▼

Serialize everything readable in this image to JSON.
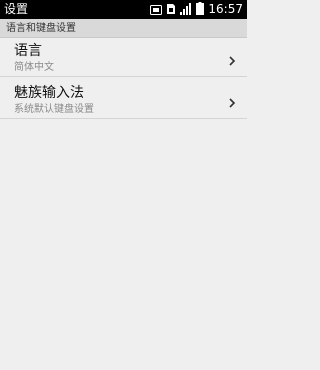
{
  "status_bar": {
    "title": "设置",
    "time": "16:57",
    "icons": [
      "screenshot-icon",
      "sim-icon",
      "signal-icon",
      "battery-icon"
    ]
  },
  "section": {
    "header": "语言和键盘设置"
  },
  "items": [
    {
      "title": "语言",
      "subtitle": "简体中文"
    },
    {
      "title": "魅族输入法",
      "subtitle": "系统默认键盘设置"
    }
  ],
  "colors": {
    "status_bar_bg": "#000000",
    "page_bg": "#efefef",
    "header_bg": "#d9d9d9",
    "subtitle_text": "#8a8a8a"
  }
}
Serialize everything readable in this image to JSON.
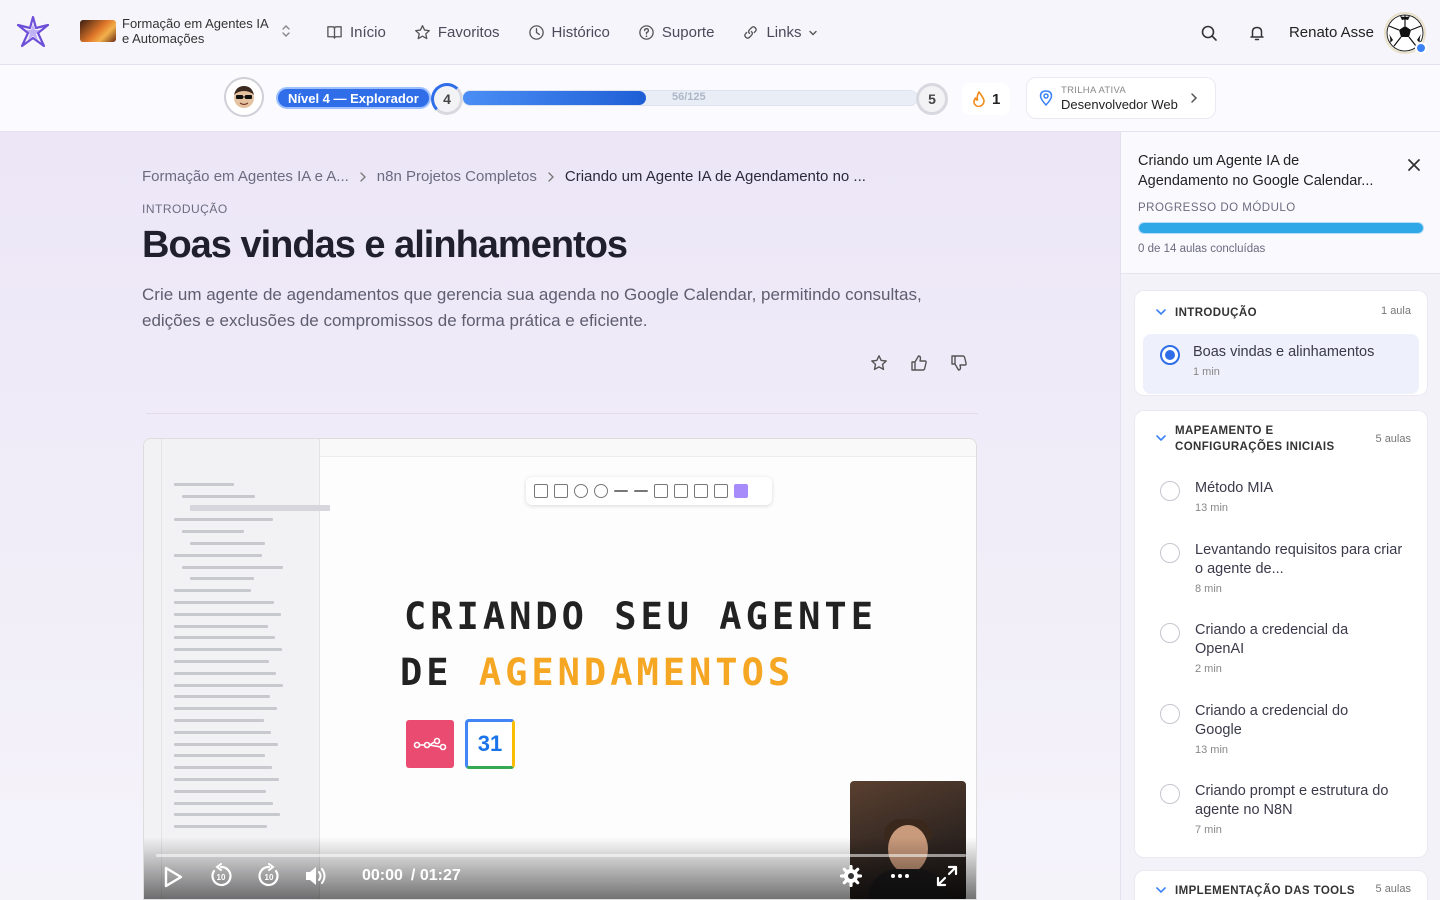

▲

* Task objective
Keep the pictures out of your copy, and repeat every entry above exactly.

* Solution to this task
Serialize everything readable in this image to JSON.
{
  "status_bar": {
    "title": "设置",
    "time": "16:57",
    "icons": [
      "screenshot-icon",
      "sim-icon",
      "signal-icon",
      "battery-icon"
    ]
  },
  "section": {
    "header": "语言和键盘设置"
  },
  "items": [
    {
      "title": "语言",
      "subtitle": "简体中文"
    },
    {
      "title": "魅族输入法",
      "subtitle": "系统默认键盘设置"
    }
  ],
  "colors": {
    "status_bar_bg": "#000000",
    "page_bg": "#efefef",
    "header_bg": "#d9d9d9",
    "subtitle_text": "#8a8a8a"
  }
}
Serialize everything readable in this image to JSON.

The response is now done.